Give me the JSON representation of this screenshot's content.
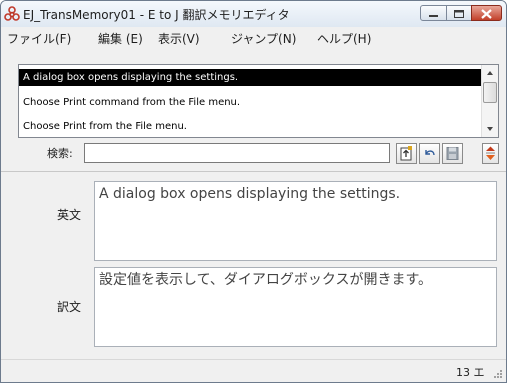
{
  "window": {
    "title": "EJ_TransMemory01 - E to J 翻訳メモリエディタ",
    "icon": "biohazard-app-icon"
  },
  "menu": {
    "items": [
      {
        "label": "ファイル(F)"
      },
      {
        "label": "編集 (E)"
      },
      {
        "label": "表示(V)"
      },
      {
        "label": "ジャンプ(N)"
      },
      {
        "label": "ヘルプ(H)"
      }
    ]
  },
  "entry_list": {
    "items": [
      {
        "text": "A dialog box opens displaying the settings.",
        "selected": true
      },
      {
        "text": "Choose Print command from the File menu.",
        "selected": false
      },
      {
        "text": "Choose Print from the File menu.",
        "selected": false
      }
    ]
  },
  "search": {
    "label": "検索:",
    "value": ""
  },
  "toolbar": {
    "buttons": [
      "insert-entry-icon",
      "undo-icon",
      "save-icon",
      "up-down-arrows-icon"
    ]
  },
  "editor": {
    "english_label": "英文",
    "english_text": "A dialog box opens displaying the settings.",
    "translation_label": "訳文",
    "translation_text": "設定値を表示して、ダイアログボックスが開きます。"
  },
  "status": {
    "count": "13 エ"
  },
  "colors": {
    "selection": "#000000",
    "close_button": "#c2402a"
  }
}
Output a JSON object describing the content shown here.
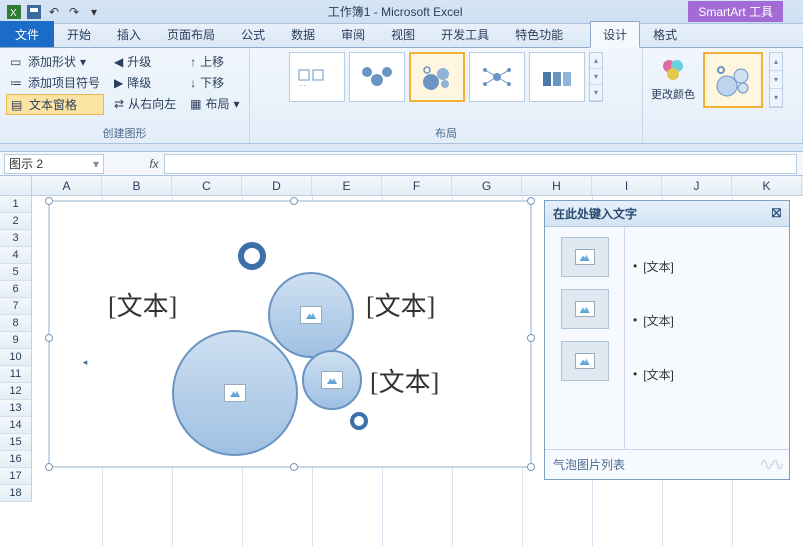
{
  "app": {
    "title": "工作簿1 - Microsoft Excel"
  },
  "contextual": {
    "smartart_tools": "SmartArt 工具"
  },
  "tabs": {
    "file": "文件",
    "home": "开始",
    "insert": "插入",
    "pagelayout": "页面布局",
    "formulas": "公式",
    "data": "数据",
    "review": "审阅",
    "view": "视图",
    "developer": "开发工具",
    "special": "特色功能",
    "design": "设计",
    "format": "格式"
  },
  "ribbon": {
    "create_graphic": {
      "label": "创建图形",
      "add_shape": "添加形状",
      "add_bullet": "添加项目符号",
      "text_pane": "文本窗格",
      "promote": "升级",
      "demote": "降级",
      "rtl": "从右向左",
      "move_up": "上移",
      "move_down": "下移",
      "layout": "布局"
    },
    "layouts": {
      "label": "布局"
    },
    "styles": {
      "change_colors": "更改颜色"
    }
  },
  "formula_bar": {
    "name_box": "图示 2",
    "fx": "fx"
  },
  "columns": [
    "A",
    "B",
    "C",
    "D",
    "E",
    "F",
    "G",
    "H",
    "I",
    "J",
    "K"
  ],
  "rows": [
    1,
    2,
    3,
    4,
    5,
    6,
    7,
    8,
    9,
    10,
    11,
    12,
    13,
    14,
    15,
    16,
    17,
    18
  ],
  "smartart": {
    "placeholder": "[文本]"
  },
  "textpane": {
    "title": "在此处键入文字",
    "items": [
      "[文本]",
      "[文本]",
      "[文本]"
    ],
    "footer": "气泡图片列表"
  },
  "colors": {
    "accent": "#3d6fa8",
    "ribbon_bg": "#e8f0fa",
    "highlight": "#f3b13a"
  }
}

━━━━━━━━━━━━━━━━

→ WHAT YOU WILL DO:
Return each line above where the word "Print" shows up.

→ ANSWER SECTION:
        "text": "Choose Print command from the File menu.",
        "text": "Choose Print from the File menu.",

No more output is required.